Gather all lines in the data that hold the string "Caregiver".

*** Opening of GIVEN DATA ***

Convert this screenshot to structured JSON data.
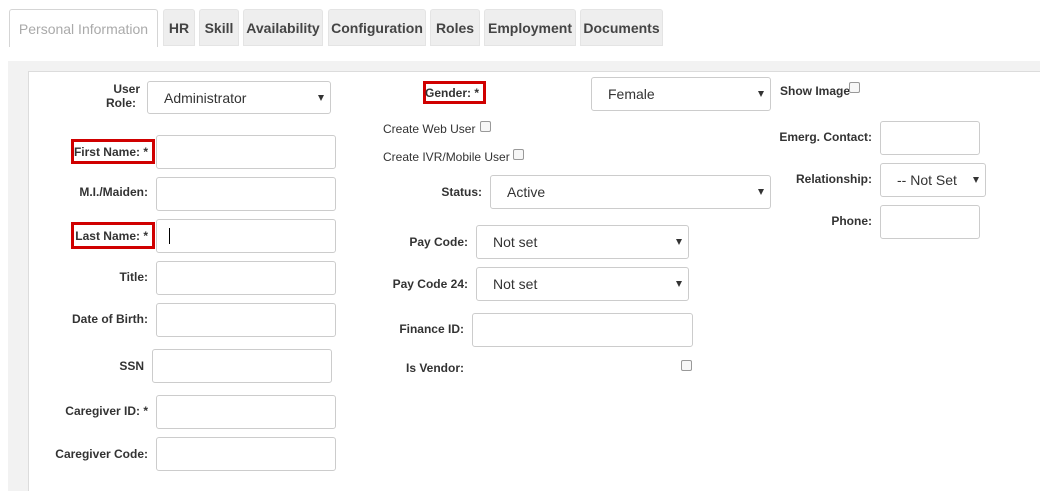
{
  "tabs": [
    {
      "label": "Personal Information",
      "active": true
    },
    {
      "label": "HR"
    },
    {
      "label": "Skill"
    },
    {
      "label": "Availability"
    },
    {
      "label": "Configuration"
    },
    {
      "label": "Roles"
    },
    {
      "label": "Employment"
    },
    {
      "label": "Documents"
    }
  ],
  "form": {
    "user_role_label_line1": "User",
    "user_role_label_line2": "Role:",
    "user_role_value": "Administrator",
    "first_name_label": "First Name: *",
    "mi_label": "M.I./Maiden:",
    "last_name_label": "Last Name: *",
    "title_label": "Title:",
    "dob_label": "Date of Birth:",
    "ssn_label": "SSN",
    "caregiver_id_label": "Caregiver ID: *",
    "caregiver_code_label": "Caregiver Code:",
    "gender_label": "Gender: *",
    "gender_value": "Female",
    "create_web_user_label": "Create Web User",
    "create_ivr_label": "Create IVR/Mobile User",
    "status_label": "Status:",
    "status_value": "Active",
    "pay_code_label": "Pay Code:",
    "pay_code_value": "Not set",
    "pay_code_24_label": "Pay Code 24:",
    "pay_code_24_value": "Not set",
    "finance_id_label": "Finance ID:",
    "is_vendor_label": "Is Vendor:",
    "show_image_label": "Show Image",
    "emerg_contact_label": "Emerg. Contact:",
    "relationship_label": "Relationship:",
    "relationship_value": "-- Not Set --",
    "phone_label": "Phone:"
  },
  "colors": {
    "required_highlight": "#d00000",
    "tab_background": "#eeeeee",
    "panel_background": "#f2f2f2"
  }
}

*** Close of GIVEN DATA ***

■ ANSWER BOX ■
    "caregiver_id_label": "Caregiver ID: *",
    "caregiver_code_label": "Caregiver Code:",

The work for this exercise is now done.